By Dr Kamal Jabbour, Contributing Writer
It was a bright June sunrise. Hot air balloons prepared to launch from Jamesville Beach. I started my run from Meadowbrook and headed toward Drumlins. As I crested the hill on Nottingham Road, I saw balloons in the air. I was too late for the launch. A strong, tall man ran uphill toward me, followed by his shorter partner a few zip codes behind. We exchanged greetings. The temptation to turn back with them was irresistible.
That fateful balloon morning shaped my running for years to come. The two men became my running partners. For the sake of anonymity, I will refer to them as Dave and Bobb.
Dave and Bobb are lawyers by profession. Like most runners, they have a contagious sense of humor. However, the similarities end here. In every other aspect, they are a tale in contrasts that make morning runs painfully hilarious.
Dave has Russian ancestry. His stocky build stands 5-foot tall. Bobb has Austrian ancestry. His athletic body stands over 6-foot. Dave starts his runs slowly, then tapers off. Bobb starts fast and pushes the pace. Dave is conservative religiously but liberal politically. Bobb is the opposite on both counts. Dave is a litigation lawyer. Bobb is a defense lawyer.
When it comes to running, the contrasts are even greater. Bobb runs marathons in 3 hours. Dave times his marathons with a calendar. Bobb has won a few 5K races. Dave holds the record for the fastest last-place finisher in the 18-mile Escarpment trail run. As a sidebar, Bobb always is fighting knee injuries, while Dave can run for hours without missing a beat.
Pre-race rituals are worthy of a mention. Bobb plans his races months in advance, allowing himself plenty of time to change his mind and back out. Dave is famous for running marathons on a whim. For a pre-race meal, Dave carboloads on candy, while Bobb has cow brains.
So, when I found myself running with these lawyers every day at 6 a.m., an entire new world of intrigue opened up. When the political news failed to provide a case for argument, sports and society filled the gap.
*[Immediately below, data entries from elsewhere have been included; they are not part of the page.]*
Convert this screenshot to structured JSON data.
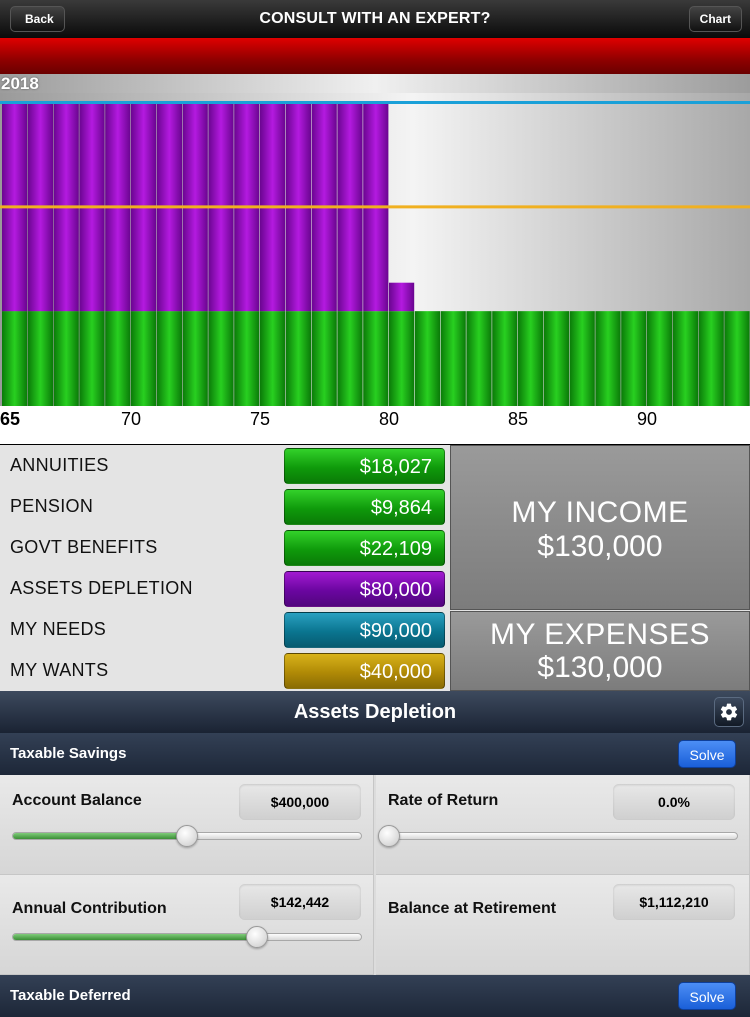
{
  "nav": {
    "back_label": "Back",
    "title": "CONSULT WITH AN EXPERT?",
    "chart_label": "Chart"
  },
  "chart_data": {
    "type": "bar",
    "title": "2018",
    "x_tick_labels": [
      "65",
      "70",
      "75",
      "80",
      "85",
      "90"
    ],
    "x_range": [
      65,
      93
    ],
    "stack_levels": {
      "green_top": 1,
      "purple_full_top": 3,
      "blue_line": 3.2,
      "orange_line": 2.1
    },
    "series": [
      {
        "values": [
          1,
          1,
          1,
          1,
          1,
          1,
          1,
          1,
          1,
          1,
          1,
          1,
          1,
          1,
          1,
          1,
          1,
          1,
          1,
          1,
          1,
          1,
          1,
          1,
          1,
          1,
          1,
          1,
          1
        ]
      },
      {
        "values": [
          2.2,
          2.2,
          2.2,
          2.2,
          2.2,
          2.2,
          2.2,
          2.2,
          2.2,
          2.2,
          2.2,
          2.2,
          2.2,
          2.2,
          2.2,
          0.3,
          0,
          0,
          0,
          0,
          0,
          0,
          0,
          0,
          0,
          0,
          0,
          0,
          0
        ]
      }
    ],
    "colors": {
      "guaranteed": "#14a80f",
      "assets_depletion": "#8e0bb8",
      "needs_line": "#1aa0d8",
      "wants_line": "#f0b020"
    },
    "grid": false
  },
  "summary": {
    "rows": [
      {
        "label": "ANNUITIES",
        "value": "$18,027",
        "color": "green"
      },
      {
        "label": "PENSION",
        "value": "$9,864",
        "color": "green"
      },
      {
        "label": "GOVT BENEFITS",
        "value": "$22,109",
        "color": "green"
      },
      {
        "label": "ASSETS DEPLETION",
        "value": "$80,000",
        "color": "purple"
      },
      {
        "label": "MY NEEDS",
        "value": "$90,000",
        "color": "teal"
      },
      {
        "label": "MY WANTS",
        "value": "$40,000",
        "color": "gold"
      }
    ],
    "income": {
      "label": "MY INCOME",
      "value": "$130,000"
    },
    "expenses": {
      "label": "MY EXPENSES",
      "value": "$130,000"
    }
  },
  "panel": {
    "title": "Assets Depletion",
    "gear_icon": "gear-icon",
    "taxable_section": "Taxable Savings",
    "solve_label": "Solve",
    "account_balance_label": "Account Balance",
    "account_balance_value": "$400,000",
    "account_balance_slider": 0.5,
    "rate_of_return_label": "Rate of Return",
    "rate_of_return_value": "0.0%",
    "rate_of_return_slider": 0.0,
    "annual_contribution_label": "Annual Contribution",
    "annual_contribution_value": "$142,442",
    "annual_contribution_slider": 0.7,
    "balance_at_retirement_label": "Balance at Retirement",
    "balance_at_retirement_value": "$1,112,210",
    "deferred_section": "Taxable Deferred",
    "deferred_solve_label": "Solve"
  }
}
Every run became an exercise in hilarity, as I fueled my distinguished partners in an endless spirited debate.
The educational value of arbitrating a daily legal argument exceeded the aerobic benefits of the runs. My well-read partners always had solutions to the problems of the world, from Lenses law to leash law, and from computer code to the tax code.
One morning, as we ran down Peck Hill, a neighborly Doberman pincher came after us. Bobb took off at full speed. I sprinted with him, questioning our chances of outrunning the Doberman. Bobb reassured me that we only needed to outrun Dave. Fortunately, Dave argued his case with the Doberman and lived to run another day.
Running lawyers are a common occurrence in society. Besides teachers and graduate students, the legal profession produces the largest number of distance runners in the country. Considering their status in society, it is no wonder many of them work on their speed.
As with all good things, my running partnership with the lawyers came to an end last winter. My move to the country created an impractical commute. Nowadays, we run together occasionally. The continuity of our briefs and arguments has been broken.
In every running book and magazine, experts urge runners to link up with partners. Beyond additional safety and security, partners provide consistency, a sounding board for ideas, relentless commentary, painless criticism, unsolicited opinions, and deaf ears to your pleas.
When I ran with the lawyers, every sunrise ushered a new day, full of promise and full of problems. Yet, every morning, I could count on Dave and Bobb being there, ready to run at 6, or make that 6:05, except on major holidays, or when it was raining.
Kamal Jabbour runs and writes on the hills of Pompey, New York. His RUNNING Column appears in The Post-Standard on Mondays. He maintains The Syracuse Running Page and receives email at email@example.com.